Texas law provides that partnerships can arise from a formal agreement or informally according to basic partnership law principles. The Texas Revised Partnership Act Article 6132b-2.03 outlines certain factors indicating the creation of a partnership, including: receipt or right to receive a share of profits of the business, expression of an intent to be partners in the business, participation or right to participate in the control of the business, sharing or agreeing to share losses of the business, liability for claims by third parties against the business, and contributing or agreeing to contribute money or property to the business. Texas Courts have been careful to note, however, that no one factor is dispositive. Negrini v. Plus Two Advertising, Inc., 695 S.W.2d 624, 631 (Houston [1st. Dist.] 1985, no writ) (test is typically whether parties intended to create a partnership, and no single fact can be complete and final test of a partnership’s existence).
Texas partnership dispute lawyers at Burdine Wynne regularly handle claims for plaintiffs and defendants regarding complex partnership disputes. Like corporate officers owing fiduciary duties to the corporation they serve, partners owe a fiduciary duty, and sometimes contractual duties, to each other. Partner’s fiduciary duty includes a duty of loyalty to the partnership, a duty of the utmost good faith, fairness and honesty in dealings with each other on matters pertaining to the partnership, duty of full disclosure of all issues affecting the partnership, duty to account for all partnership profits and property, and duty to refrain from competition with the partnership.

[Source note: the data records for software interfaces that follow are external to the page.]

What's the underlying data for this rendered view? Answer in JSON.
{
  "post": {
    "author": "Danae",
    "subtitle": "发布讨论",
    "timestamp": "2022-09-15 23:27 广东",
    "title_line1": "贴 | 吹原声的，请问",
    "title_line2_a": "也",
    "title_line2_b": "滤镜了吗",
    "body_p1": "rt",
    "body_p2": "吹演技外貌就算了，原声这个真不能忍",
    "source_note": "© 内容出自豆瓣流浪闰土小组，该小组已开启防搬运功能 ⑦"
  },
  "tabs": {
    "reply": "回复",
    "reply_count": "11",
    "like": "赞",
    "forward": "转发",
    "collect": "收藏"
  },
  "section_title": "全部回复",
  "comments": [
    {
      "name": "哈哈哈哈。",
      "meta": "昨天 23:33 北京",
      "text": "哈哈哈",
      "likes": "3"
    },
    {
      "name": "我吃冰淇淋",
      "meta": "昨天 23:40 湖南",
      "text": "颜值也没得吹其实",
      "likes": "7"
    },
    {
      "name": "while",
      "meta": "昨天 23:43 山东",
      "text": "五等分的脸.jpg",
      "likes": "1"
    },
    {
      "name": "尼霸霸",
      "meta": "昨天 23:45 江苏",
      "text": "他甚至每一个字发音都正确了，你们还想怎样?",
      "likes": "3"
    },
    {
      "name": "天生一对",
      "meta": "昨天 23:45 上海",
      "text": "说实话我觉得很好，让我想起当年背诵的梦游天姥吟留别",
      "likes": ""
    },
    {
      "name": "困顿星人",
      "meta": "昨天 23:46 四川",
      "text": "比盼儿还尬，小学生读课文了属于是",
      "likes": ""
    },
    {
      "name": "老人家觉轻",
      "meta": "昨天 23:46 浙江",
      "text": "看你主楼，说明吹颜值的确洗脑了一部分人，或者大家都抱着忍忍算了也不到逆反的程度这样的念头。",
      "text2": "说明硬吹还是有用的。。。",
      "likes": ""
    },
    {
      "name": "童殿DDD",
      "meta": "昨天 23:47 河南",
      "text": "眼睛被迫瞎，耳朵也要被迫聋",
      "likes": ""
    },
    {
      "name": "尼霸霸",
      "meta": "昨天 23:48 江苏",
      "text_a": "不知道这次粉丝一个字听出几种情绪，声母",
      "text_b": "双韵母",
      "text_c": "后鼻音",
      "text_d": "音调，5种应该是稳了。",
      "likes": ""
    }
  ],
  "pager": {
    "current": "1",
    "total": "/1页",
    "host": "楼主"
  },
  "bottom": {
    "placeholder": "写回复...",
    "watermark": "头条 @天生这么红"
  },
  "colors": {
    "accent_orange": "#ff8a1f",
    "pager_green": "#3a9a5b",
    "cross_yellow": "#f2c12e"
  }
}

If you are involved in a partnership dispute, submit a description of your claims or defenses via our contact form on this site or call the lawyers at Burdine Wynne for a free consultation.